(images via: Drink It Or Die)
It takes a lotta brass to call your bottled water WATER™ and the powers behind it are mining a whole lotta heavy metal – though there’s none to be found in their supposed product. “Captured at the purest of sources from Lake Titicaca in South American Andes Mountains,” as opposed to various other Andes Mountains, WATER™ is right about one thing: “Drink it or Die, nothing could be more True.”
FIJI Water is sourced from an artesian aquifer in the Yaqara Valley of the Fijian island of Viti Levu. By the time natural rainwater filters through the island’s volcanic rock and soil, it’s an estimated 200 years old and has absorbed above-average (though still trace) amounts of Calcium and Magnesium. The company is owned by American billionaires Stewart and Lynda Rae Resnick, and a clever marketing campaign has successfully associated FIJI Water with rich, famous and beautiful celebrities.
(image via: FIJI Water)
Proponents of FIJI Water state its distinctive combination of elements and minerals give it a uniquely appealing “soft” mouth feel that warrants the paying of otherwise exorbitant prices. Still, the entire environmentally unfriendly concept of importing water from an island on the other side of the world where (according to one report) 53 percent of the inhabitants don’t have a reliable source of fresh drinking water makes one wonder to say the least.
Diet Water… made in Japan and approved by the Department of Redundancy Department. An actual product marketed by the huge Sapporo Beer drinks conglomerate, Diet Water is an unfortunately named forerunner of the much more successful Vitamin Water though without any added sugar. Since Diet Water’s been discontinued it’s hard to know what effect it had on regular imbibers… maybe they slimmed themselves out of existence.
(images via: Journal Arabia)
Conspicuous consumption starts and ends with Bling H2O, with the end being $2,600 per bottle for the Swarovski crystal encrusted “Dubai Edition”. Purchasers buying Bling H2O for the contents – assuming there are such creatures – can rest assured they’re partaking of a nine times filtered product of a natural spring in Dandridge, Tennessee.
(image via: Sull.TV)
One doesn’t have to be filthy rich to enjoy a bottle of Bling H2O: prices start in the $20 range which is no small potatoes in itself.
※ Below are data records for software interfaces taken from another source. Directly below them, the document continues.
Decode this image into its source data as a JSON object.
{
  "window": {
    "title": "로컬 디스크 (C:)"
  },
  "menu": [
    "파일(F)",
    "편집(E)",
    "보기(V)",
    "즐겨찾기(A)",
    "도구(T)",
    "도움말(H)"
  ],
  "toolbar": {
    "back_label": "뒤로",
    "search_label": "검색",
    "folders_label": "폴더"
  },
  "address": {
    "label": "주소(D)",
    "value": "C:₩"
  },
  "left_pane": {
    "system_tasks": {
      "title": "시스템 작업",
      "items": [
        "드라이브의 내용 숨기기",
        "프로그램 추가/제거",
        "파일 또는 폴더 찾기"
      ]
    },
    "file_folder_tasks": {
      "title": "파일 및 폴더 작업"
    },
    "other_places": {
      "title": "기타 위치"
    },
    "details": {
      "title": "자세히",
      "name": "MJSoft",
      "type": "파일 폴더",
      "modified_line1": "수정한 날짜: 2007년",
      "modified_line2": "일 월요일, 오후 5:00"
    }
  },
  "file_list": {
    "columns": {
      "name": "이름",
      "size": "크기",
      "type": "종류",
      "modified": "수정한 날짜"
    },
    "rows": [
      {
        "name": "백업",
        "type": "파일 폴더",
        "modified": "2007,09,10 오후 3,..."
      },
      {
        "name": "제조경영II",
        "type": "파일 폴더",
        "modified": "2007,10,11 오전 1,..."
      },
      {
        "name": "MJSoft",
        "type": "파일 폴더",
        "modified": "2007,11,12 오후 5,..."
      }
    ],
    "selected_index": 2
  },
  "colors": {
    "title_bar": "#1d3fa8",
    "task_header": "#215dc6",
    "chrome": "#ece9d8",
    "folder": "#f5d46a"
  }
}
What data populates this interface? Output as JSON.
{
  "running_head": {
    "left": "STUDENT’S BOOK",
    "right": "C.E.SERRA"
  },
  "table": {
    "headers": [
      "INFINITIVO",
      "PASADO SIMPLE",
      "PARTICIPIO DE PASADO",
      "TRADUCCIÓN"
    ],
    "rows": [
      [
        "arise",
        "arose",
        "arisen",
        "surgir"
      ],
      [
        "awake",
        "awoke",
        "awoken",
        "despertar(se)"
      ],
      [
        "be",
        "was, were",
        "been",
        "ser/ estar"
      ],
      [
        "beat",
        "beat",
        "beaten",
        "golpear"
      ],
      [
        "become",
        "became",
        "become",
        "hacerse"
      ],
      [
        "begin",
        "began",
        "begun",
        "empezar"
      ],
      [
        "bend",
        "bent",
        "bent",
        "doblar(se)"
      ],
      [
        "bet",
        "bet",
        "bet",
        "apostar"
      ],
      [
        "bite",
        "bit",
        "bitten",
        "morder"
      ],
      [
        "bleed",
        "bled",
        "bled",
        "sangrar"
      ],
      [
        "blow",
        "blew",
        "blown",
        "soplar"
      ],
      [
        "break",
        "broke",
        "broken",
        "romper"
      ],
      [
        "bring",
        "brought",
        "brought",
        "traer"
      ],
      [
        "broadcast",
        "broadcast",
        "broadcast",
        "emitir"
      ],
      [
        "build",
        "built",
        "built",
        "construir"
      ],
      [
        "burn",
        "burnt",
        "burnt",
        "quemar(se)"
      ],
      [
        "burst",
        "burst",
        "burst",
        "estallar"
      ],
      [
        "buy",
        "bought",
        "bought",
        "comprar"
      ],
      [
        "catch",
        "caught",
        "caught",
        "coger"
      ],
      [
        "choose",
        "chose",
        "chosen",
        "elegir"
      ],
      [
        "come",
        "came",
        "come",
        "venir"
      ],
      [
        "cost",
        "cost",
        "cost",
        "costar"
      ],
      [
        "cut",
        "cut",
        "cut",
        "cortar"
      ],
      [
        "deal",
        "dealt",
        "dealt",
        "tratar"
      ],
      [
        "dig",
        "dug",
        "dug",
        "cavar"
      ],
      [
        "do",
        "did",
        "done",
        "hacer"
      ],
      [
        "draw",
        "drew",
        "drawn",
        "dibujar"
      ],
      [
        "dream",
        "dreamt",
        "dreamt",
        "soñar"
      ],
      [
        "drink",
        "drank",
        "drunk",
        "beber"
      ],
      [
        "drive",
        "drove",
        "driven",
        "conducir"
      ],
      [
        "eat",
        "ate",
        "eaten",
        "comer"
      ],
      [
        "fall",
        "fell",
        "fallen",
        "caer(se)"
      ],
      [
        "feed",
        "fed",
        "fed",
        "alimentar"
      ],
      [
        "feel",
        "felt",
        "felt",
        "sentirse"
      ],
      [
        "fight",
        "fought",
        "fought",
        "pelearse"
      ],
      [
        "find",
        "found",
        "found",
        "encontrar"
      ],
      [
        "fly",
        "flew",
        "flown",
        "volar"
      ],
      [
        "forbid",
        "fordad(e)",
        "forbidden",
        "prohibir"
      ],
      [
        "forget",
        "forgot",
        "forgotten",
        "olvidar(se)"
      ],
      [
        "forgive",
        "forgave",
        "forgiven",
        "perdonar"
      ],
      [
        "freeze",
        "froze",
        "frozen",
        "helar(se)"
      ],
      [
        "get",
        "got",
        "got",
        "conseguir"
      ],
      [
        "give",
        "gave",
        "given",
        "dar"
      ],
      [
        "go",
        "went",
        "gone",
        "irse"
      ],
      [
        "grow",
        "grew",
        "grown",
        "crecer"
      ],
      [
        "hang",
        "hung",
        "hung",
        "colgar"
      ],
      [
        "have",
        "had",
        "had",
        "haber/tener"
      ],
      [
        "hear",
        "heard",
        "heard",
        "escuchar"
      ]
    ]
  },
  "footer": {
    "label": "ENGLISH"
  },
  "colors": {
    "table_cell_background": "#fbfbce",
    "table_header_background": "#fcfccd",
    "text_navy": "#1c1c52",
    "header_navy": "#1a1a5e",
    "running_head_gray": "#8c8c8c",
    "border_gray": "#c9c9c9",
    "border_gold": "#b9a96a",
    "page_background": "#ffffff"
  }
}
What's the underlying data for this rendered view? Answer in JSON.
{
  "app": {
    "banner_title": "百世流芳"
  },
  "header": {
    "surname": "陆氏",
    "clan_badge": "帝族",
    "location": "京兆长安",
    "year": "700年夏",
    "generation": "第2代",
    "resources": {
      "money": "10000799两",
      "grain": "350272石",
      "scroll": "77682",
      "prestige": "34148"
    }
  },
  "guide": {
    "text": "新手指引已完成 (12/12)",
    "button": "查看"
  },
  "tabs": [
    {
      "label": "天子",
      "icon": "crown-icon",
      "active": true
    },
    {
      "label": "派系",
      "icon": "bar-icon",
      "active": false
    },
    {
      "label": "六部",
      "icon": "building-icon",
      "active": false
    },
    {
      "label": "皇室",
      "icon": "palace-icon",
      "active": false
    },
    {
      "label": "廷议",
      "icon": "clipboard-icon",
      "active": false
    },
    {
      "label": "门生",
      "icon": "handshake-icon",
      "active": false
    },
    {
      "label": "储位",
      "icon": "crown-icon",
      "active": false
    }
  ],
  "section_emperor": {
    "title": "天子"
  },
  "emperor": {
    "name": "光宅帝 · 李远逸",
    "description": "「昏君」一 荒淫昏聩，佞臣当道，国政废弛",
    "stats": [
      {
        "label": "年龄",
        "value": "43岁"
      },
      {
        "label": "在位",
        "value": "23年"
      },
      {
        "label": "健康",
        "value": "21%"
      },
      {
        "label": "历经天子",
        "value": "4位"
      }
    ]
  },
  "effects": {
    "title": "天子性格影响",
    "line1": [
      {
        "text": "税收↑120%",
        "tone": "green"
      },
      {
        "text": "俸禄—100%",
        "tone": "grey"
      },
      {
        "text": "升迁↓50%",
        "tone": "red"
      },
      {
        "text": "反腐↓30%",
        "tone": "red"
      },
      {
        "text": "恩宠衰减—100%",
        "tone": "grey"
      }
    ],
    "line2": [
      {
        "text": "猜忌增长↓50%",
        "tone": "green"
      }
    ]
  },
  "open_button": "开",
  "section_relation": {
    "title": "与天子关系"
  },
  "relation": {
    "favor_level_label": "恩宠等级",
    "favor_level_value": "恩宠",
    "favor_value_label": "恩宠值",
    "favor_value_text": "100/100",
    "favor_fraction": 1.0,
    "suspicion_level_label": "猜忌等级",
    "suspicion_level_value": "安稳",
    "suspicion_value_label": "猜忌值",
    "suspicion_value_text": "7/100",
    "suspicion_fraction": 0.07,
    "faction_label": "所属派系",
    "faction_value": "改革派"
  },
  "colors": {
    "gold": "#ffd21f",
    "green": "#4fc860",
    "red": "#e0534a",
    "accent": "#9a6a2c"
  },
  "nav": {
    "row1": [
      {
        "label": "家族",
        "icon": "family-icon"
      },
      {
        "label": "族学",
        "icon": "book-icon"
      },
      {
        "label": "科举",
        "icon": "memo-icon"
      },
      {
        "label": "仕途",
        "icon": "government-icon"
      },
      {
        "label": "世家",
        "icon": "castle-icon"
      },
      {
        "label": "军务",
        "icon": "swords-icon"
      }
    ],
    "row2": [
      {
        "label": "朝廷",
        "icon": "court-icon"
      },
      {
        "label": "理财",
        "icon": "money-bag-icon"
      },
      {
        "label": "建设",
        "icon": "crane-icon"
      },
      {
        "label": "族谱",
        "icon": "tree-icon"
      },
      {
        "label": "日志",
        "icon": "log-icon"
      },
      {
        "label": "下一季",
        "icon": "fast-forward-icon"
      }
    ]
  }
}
Hey, Bill Gates and Warren Buffett started small, so can you!
Canned Bottled Water
Has bottled water achieved such a level of conceptual separation from plain old “water water” that it retains its identity without any bottle being involved? The proof’s in the pudding: Canned Bottled Water from Japan, sold in retail markets for just 100 yen (about $1.30) per can. One possible explanation for this Carlinesque (jumbo shrimp, plastic glass, military intelligence) creation lies in the 災害 characters on the can which stand for “disaster”… they’re great for stocking the cellar or fallout shelter. Even so, why not just label it “Canned Water” or even less obviously, “Water” (we can SEE it’s in a can, duh). What’s next, Bottled Canned Water?
(image via: National Geographic)
There are few consumer comestibles more polarizing than bottled water and some manufacturers (Berg water and FIJI Water are prime examples) go out of their way to greenwash their products. It IS possible to be an eco-friendly bottled water user – the main factor involves reusing the bottle or bottles. Sometimes even that isn’t enough but one thing’s certain: at least you can reuse a bottle.